When Alison Nicholas, the 5ft Gilbratarian nicknamed “The Battleship”, dared to torpedo the hopes of the home darling Nancy Lopez in the 1997 US Women’s Open, there seemed no stopping the British contingent on Uncle Sam’s soil.
With Laura Davies having enjoyed a remarkable season the year before, it meant that three of the previous five US majors had been wrapped in the UK flag. “Who can challenge us now?” Nicholas said, ever so slightly in jest, and with not only Davies, but Trish Johnson and the likes of Caroline Pierce and Dale Reid riding high and a youngster emerging from North Berwick by the name Catriona Matthew, this was clearly a golden time for British female golf.
Yet although the Women’s Open provided major winners in Karen Stupples at Sunningdale in 2004 and then Matthew, herself, at Royal Lytham in 2009, the majors on Stateside began to drift bafflingly out of reach.
“The Dame” – as everyone respectfully refers – finished second at the 1999 Du Maurier Classic and racked up three more top-fours until the magic started to dissipate in 2005, while Matthew finished second at the 2007 Ana Inspiration and came closer than any Briton since when denied on the third extra hole of a play-off at the 2013 Women’s PGA, the major up for grabs in Philadelphia this week.
More recently, Charley Hull was only beaten by a shot in Lydia Ko’s historic success as a 17-year-old in the Ana Inspiration four years ago and has recorded three other top 10 in the US majors. A lover of difficult courses, Hull, 24, would normally make a worthy favourite to fill the void for her country, but this is no normal year – and not only for coronavirus or the fact Hull tested positive before the Ana last month.
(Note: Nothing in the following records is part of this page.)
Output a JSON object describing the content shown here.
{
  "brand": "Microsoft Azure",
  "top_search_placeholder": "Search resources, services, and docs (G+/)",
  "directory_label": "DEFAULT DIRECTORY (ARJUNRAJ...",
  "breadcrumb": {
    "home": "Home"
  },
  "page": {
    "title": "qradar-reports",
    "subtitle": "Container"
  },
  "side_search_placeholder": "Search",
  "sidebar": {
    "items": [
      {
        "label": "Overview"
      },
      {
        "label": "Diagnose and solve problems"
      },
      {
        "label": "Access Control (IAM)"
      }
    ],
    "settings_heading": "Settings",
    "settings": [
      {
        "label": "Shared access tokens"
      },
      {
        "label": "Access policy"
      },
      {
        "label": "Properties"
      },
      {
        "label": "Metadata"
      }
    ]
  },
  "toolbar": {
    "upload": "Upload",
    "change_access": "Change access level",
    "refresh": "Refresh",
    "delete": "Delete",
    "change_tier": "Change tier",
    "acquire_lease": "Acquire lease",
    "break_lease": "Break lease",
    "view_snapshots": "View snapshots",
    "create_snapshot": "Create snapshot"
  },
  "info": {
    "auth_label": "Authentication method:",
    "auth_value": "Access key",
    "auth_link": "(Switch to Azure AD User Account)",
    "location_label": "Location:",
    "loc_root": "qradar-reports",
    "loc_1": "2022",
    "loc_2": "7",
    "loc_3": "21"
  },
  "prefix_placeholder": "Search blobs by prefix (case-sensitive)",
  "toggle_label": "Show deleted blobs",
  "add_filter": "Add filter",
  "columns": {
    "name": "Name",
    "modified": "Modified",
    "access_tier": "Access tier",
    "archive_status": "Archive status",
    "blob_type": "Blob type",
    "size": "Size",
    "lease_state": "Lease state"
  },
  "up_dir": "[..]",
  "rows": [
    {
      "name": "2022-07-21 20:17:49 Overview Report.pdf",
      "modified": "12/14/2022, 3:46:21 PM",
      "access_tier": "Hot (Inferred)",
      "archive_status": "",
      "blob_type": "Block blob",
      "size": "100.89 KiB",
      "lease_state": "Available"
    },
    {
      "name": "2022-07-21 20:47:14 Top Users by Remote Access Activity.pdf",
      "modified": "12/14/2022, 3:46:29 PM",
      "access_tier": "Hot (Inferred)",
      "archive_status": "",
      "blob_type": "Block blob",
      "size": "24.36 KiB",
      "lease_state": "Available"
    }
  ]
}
If its 23 years since Nicholas, then it was 24 years since Britain had managed to produce consecutive winners of the LPGA Tour. Johnson and Pierce saw their long-standing record end on Sunday when Mel Reid’s emotional breakthrough at the Shoprite Classic followed up Georgia Hall’s win at the Portland Classic. Naturally, this has raised the UK hopes to levels perhaps not experienced since the end of the last century. Certainly Hall thinks so.
“It gives me more confidence that I’ve won in the US and I’m sure it does with Mel as well,” Hall said. “Obviously the courses are very different here than to the UK but this is obviously one of my goals and the next step for me really. Is this a new golden age for British female golf? I think so and definitely hope so.
“There are five or six of us now that are on the LPGA Tour playing really good golf. Charley has won over here, as has Bronte [Law] and Jodi [Ewart Shadoff] has come so close. And then there’s the thing about us all trying to emulate your friends,.
“I’m obviously closer to the English girls and it was brilliant Mel and I won right next door to each other. We want to beat each other and that spurs on. It’s a big, big bonus.”
Dame Laura, at 57, is teeing it up herself in Philadelphia this week and as the last British winner of the PGA – in 1996 – she has been on hand to lend advice to her young countrywomen. “She’s a great person to go to in weeks like this or any week, really, as she has basically won everything,” Hall said. “What a honour it would be to join her on this list of winners.”
In Hall and Co’s way is not only a quality field featuring nine of the world’s top 10 – the world No 1 Jin Young Ko, like many of top Koreans, continues to stay at home due to Covid19 concerns – as well as Sophia Popov, the German playing her first major after her Women’s Open fairytale at Royal Troon in November. And then there is the course, itself.
At the start of the week, Justin Rose informed his compatriots “you will love Aronimink!” and after winning there in 2010 and only missing out in a play-off in 2018, he knew that the significance of the exclamation mark would soon become apparent.
Danielle Kang, the world No 3, called it “monstrous” while Reid reined back and referred to it merely as a “beast”. “But it’s one of the best course I’ve ever seen,” Reid said. “It should be a challenge – it’s a major. Some girls are just going to struggle, but I cannot wait.”